** Opening Input data block **

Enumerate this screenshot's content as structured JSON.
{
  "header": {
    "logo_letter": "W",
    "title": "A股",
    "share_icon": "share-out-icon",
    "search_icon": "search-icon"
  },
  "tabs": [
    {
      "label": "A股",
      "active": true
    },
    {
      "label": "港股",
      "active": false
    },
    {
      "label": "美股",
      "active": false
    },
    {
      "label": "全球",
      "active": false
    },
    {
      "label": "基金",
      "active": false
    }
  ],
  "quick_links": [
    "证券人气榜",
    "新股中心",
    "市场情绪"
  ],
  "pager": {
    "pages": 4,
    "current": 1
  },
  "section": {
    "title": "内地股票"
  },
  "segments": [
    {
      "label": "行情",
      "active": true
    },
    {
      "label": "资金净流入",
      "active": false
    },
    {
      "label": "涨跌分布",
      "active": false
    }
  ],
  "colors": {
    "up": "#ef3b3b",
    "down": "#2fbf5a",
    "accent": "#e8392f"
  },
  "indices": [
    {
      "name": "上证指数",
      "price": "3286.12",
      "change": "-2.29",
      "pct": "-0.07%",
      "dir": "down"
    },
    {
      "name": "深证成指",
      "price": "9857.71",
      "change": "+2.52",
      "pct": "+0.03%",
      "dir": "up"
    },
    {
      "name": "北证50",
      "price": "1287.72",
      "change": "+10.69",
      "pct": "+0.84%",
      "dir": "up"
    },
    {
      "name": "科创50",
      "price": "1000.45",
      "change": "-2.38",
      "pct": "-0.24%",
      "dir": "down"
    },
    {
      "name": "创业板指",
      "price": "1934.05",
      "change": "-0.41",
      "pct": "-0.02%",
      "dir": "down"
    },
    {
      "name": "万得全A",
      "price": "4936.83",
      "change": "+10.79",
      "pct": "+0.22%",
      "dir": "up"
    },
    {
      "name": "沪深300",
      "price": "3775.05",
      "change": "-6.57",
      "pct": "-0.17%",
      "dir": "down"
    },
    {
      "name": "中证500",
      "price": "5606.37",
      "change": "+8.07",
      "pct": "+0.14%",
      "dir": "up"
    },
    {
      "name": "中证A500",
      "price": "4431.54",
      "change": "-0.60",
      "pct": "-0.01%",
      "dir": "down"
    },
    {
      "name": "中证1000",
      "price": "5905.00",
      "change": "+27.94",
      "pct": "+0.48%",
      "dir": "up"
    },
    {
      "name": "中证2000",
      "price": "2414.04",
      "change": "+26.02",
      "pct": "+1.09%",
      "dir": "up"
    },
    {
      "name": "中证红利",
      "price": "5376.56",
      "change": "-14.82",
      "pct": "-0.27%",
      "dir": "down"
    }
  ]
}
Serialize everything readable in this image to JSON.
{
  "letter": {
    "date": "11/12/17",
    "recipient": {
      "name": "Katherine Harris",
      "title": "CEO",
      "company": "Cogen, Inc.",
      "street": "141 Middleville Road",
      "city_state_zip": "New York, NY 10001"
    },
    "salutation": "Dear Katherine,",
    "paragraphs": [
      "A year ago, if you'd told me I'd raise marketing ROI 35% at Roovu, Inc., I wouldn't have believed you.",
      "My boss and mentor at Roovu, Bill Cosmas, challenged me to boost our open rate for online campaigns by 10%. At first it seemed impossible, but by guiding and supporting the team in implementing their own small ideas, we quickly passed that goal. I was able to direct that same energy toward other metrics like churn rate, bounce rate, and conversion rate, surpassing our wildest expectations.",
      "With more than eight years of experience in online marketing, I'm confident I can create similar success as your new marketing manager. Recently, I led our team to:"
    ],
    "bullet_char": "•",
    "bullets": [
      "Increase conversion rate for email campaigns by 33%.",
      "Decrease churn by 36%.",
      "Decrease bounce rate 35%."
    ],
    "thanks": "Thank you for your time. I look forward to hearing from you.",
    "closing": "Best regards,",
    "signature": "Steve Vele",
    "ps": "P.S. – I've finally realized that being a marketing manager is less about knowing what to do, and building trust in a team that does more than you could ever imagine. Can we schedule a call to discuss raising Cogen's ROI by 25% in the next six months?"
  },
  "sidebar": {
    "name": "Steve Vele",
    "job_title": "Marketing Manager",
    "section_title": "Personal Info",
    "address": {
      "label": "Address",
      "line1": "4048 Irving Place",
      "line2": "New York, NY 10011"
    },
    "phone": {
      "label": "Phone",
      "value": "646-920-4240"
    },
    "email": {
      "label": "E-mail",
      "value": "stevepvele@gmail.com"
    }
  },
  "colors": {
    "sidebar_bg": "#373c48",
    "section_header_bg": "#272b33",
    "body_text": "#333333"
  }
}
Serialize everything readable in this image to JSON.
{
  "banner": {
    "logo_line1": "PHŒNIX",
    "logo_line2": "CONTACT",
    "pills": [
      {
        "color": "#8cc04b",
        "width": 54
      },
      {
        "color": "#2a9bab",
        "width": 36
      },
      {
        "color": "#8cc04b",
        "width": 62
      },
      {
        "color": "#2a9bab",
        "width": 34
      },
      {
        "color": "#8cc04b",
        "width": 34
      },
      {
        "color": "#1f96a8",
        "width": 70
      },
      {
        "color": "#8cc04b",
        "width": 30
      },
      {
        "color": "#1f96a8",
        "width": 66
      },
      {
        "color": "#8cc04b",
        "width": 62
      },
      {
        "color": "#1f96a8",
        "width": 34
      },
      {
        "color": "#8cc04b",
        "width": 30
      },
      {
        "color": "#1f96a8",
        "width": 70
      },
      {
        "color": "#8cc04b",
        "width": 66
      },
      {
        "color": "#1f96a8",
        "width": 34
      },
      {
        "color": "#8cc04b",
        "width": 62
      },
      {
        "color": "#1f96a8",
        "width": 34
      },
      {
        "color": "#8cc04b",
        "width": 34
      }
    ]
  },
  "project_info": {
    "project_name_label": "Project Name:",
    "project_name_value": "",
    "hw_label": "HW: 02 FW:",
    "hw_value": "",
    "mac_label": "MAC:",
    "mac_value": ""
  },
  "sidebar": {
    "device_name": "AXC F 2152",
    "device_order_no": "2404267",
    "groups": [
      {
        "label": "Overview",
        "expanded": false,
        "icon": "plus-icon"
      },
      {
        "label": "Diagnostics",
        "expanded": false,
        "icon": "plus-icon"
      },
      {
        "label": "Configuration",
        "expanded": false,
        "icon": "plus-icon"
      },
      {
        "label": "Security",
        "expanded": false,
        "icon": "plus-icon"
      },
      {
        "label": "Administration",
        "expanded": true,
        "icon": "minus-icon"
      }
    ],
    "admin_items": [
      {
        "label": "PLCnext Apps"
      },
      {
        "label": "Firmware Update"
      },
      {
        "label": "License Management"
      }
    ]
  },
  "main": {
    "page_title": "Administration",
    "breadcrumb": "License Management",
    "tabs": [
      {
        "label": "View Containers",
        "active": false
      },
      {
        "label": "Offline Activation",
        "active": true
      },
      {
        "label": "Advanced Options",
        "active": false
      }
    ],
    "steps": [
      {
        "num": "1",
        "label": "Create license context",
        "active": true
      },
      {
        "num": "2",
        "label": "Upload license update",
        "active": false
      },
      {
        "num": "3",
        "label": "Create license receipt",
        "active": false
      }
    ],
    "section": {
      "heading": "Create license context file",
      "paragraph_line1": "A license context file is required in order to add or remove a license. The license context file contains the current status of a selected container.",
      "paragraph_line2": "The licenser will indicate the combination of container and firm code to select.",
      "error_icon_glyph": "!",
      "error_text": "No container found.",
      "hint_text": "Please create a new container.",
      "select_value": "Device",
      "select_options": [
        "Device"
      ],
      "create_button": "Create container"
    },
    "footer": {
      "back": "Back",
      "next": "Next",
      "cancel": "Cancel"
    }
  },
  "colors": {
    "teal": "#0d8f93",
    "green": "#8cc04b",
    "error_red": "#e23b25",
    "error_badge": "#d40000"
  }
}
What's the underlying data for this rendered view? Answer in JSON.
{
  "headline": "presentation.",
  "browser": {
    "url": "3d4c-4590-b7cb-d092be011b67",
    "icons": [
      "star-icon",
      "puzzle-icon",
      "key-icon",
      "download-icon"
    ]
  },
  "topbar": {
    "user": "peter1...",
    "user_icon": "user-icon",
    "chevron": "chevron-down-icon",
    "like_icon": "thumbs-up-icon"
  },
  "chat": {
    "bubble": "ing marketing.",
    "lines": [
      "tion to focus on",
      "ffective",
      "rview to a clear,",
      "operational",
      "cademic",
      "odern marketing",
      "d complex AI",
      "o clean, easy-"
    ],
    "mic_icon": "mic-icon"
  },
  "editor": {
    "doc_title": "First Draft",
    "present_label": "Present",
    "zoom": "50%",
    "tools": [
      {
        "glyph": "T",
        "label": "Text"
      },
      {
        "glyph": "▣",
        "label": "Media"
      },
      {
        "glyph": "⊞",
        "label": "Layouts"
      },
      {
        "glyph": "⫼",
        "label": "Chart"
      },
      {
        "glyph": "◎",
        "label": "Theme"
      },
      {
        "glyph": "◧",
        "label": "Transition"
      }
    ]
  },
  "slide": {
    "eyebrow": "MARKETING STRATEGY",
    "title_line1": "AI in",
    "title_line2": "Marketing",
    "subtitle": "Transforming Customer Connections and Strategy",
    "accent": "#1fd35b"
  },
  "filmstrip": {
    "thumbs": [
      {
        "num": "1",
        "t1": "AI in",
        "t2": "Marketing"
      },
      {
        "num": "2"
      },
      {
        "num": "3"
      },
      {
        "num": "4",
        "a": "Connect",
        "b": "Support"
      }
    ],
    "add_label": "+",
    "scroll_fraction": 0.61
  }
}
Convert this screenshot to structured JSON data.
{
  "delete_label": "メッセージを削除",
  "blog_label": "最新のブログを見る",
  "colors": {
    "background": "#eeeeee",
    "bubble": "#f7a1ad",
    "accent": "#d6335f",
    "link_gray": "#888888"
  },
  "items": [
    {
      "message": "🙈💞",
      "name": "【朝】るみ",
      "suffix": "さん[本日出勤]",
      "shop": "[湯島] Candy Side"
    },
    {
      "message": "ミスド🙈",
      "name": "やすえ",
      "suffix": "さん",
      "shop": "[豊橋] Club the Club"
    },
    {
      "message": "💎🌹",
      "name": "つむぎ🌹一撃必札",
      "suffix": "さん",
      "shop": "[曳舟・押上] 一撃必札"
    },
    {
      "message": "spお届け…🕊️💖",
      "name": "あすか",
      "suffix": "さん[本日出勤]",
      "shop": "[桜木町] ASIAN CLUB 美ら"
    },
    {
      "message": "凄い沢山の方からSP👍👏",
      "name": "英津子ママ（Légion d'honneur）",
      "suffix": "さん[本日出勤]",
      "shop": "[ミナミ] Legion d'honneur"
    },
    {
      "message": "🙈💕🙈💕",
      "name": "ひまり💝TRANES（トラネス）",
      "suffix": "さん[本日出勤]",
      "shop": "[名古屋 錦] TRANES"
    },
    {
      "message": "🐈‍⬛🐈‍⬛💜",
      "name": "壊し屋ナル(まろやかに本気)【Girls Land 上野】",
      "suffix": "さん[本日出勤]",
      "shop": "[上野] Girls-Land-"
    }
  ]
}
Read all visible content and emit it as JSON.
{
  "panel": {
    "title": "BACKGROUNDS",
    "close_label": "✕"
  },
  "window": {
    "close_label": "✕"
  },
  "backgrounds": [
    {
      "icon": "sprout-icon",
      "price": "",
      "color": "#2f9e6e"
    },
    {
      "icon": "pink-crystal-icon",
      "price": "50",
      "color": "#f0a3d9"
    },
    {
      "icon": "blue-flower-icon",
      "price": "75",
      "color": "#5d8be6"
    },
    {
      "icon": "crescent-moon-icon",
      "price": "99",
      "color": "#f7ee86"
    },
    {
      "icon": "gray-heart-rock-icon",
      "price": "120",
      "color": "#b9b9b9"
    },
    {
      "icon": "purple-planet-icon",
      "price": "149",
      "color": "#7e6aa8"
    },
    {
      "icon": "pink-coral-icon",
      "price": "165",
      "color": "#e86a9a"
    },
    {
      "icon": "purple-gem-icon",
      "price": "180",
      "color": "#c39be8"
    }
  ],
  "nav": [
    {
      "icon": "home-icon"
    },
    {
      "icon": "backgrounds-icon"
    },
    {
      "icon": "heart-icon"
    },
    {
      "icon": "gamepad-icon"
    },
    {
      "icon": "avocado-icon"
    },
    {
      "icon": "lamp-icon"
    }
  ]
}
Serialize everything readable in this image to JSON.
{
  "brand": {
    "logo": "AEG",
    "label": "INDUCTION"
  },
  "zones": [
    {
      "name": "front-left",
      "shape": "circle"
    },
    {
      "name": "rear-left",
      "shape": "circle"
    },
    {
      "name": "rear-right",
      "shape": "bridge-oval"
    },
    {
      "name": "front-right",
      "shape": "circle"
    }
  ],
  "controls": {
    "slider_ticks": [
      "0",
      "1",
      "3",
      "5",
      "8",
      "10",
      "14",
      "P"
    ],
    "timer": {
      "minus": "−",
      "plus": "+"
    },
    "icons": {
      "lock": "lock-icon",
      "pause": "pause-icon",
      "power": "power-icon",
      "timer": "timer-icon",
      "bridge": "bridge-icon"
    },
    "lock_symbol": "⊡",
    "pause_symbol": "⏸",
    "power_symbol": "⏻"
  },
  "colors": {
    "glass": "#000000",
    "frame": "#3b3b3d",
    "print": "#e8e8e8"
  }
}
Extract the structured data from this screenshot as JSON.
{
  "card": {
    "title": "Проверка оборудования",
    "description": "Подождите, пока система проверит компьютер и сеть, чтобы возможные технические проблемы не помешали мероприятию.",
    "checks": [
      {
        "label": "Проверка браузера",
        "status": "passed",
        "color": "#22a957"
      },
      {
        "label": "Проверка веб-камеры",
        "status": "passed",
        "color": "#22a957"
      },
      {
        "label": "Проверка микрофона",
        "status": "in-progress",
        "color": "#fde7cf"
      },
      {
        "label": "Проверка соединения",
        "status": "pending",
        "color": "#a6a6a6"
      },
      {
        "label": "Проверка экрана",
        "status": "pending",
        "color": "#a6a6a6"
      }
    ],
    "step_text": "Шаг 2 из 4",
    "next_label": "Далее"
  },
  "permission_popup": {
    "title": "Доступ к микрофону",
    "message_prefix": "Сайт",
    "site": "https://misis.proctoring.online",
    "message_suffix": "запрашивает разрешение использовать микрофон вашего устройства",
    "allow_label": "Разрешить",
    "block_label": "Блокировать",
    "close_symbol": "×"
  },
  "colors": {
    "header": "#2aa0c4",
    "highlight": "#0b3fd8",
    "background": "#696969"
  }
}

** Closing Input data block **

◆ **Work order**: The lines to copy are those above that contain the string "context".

◆ **Written solution**:
        "label": "Create license context",
      "heading": "Create license context file",
      "paragraph_line1": "A license context file is required in order to add or remove a license. The license context file contains the current status of a selected container.",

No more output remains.